Markesha moved to Atlanta, escaping a Florida neighborhood that had become violent and unsafe for her two children.
But finding an apartment became a challenge—and it wasn’t because of a previous eviction or lack of income, but for something else beyond her control. The single mom took refuge in a motel.
“I had moved from Florida, got a motel expecting to simply apply for housing here in Atlanta,” Markesha says. “I had lived in Atlanta before, and I was determined to simply start over.”
But that didn’t happen. Markesha says every apartment she applied to denied her.
“I couldn’t understand it because I don’t have any evictions, felonies or things like that,” she says. “I found out that I had two really high unpaid light bills in my name from two different states. I never lived in those states. Someone used my name.”
The unfortunate event led to what she calls an “11-month battle of homelessness.” She says living in the motel was a “horrible” experience. She had to send her eldest daughter to live with her mother and keep her son with her.
“I couldn’t have my family unit together,” she says. “I was trying to escape my old environment but living in the hotel made it feel like I was back in the same environment. Living in a hotel is no place to raise a child.”
There was no space to move around, no stove—and the environment she was trying to escape by moving to Atlanta had crept its way back into her life. She was paying more than $1,000 monthly for a space that was too small and didn’t allow her to be with her family. She started to think about moving back to Florida.
But then Markesha got a flyer from a friend at the motel about a “Motel-to-Home” program through United Way of Greater Atlanta’s Regional Commission on Homelessness.
The Regional Commission on Homelessness and United Way are working to end homelessness and change lives in Greater Atlanta. Motel-to-Home is a three-step process of outreach, housing and aftercare. Housing location specialists work to identify the barriers each family faces and then match them with affordable housing.
Once a family is able to pay their own rent or mortgage without assistance, the family is eligible for ongoing aftercare services, which include financial literacy training, workshops and incentive-based programs.
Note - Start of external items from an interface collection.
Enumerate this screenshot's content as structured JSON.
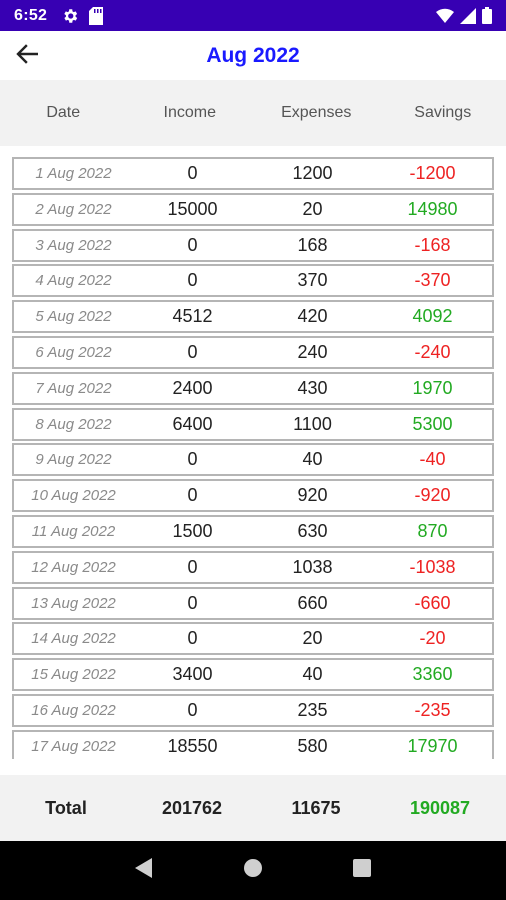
{
  "status_bar": {
    "time": "6:52",
    "icons": [
      "gear-icon",
      "sd-card-icon",
      "wifi-icon",
      "signal-icon",
      "battery-icon"
    ]
  },
  "app_bar": {
    "title": "Aug 2022",
    "back_icon": "arrow-left-icon"
  },
  "columns": {
    "date": "Date",
    "income": "Income",
    "expenses": "Expenses",
    "savings": "Savings"
  },
  "rows": [
    {
      "date": "1 Aug 2022",
      "income": "0",
      "expenses": "1200",
      "savings": "-1200",
      "positive": false
    },
    {
      "date": "2 Aug 2022",
      "income": "15000",
      "expenses": "20",
      "savings": "14980",
      "positive": true
    },
    {
      "date": "3 Aug 2022",
      "income": "0",
      "expenses": "168",
      "savings": "-168",
      "positive": false
    },
    {
      "date": "4 Aug 2022",
      "income": "0",
      "expenses": "370",
      "savings": "-370",
      "positive": false
    },
    {
      "date": "5 Aug 2022",
      "income": "4512",
      "expenses": "420",
      "savings": "4092",
      "positive": true
    },
    {
      "date": "6 Aug 2022",
      "income": "0",
      "expenses": "240",
      "savings": "-240",
      "positive": false
    },
    {
      "date": "7 Aug 2022",
      "income": "2400",
      "expenses": "430",
      "savings": "1970",
      "positive": true
    },
    {
      "date": "8 Aug 2022",
      "income": "6400",
      "expenses": "1100",
      "savings": "5300",
      "positive": true
    },
    {
      "date": "9 Aug 2022",
      "income": "0",
      "expenses": "40",
      "savings": "-40",
      "positive": false
    },
    {
      "date": "10 Aug 2022",
      "income": "0",
      "expenses": "920",
      "savings": "-920",
      "positive": false
    },
    {
      "date": "11 Aug 2022",
      "income": "1500",
      "expenses": "630",
      "savings": "870",
      "positive": true
    },
    {
      "date": "12 Aug 2022",
      "income": "0",
      "expenses": "1038",
      "savings": "-1038",
      "positive": false
    },
    {
      "date": "13 Aug 2022",
      "income": "0",
      "expenses": "660",
      "savings": "-660",
      "positive": false
    },
    {
      "date": "14 Aug 2022",
      "income": "0",
      "expenses": "20",
      "savings": "-20",
      "positive": false
    },
    {
      "date": "15 Aug 2022",
      "income": "3400",
      "expenses": "40",
      "savings": "3360",
      "positive": true
    },
    {
      "date": "16 Aug 2022",
      "income": "0",
      "expenses": "235",
      "savings": "-235",
      "positive": false
    },
    {
      "date": "17 Aug 2022",
      "income": "18550",
      "expenses": "580",
      "savings": "17970",
      "positive": true
    }
  ],
  "totals": {
    "label": "Total",
    "income": "201762",
    "expenses": "11675",
    "savings": "190087"
  },
  "colors": {
    "positive": "#22aa22",
    "negative": "#ee2222",
    "title": "#1a1aff",
    "status_bar": "#3700b3"
  },
  "nav_bar": {
    "icons": [
      "back-triangle-icon",
      "home-circle-icon",
      "recents-square-icon"
    ]
  }
}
“Right before that flyer came into my life, I was just about to pack up and move back to Florida,” Markesha says. “I applied to so many apartments and they all said ‘no.’ I was paying $1,050 for a motel room monthly – no space, no real kitchen, no extra room, and my family was still split. Now, I live in a two-bedroom apartment with a full-size living room, dining room, kitchen, and two bathrooms for $955.
“I can cry right now. You just don’t realize just how much this place means to me.”
Motel-to-Home is modeled after United Way of Greater Atlanta’s Street-to-Home Initiative, which aims to connect families living in motels to their own permanent housing.
Homeless families and individuals will often live in motels when they may be on the brink of homelessness. There are motels in every county that families use as a last resort. Motel-to-Home intervenes to provide families with case management, assistance with deposits and follow-up care to capitalize on their existing strengths and income.
The program helped Markesha get her family back, she says. He daughter was able to return back home.
“That’s the biggest blessing,” she says. “My husband died a few years ago and that’s how I became a single mom. My husband was my best friend.
“So, to go through this struggle and having to split my family was the hardest thing ever. But living here allowed us to reunite.”
Will you unite with us to do more for families in Greater Atlanta—families like Markesha’s? When we unite, we can change lives. Let’s do more, together.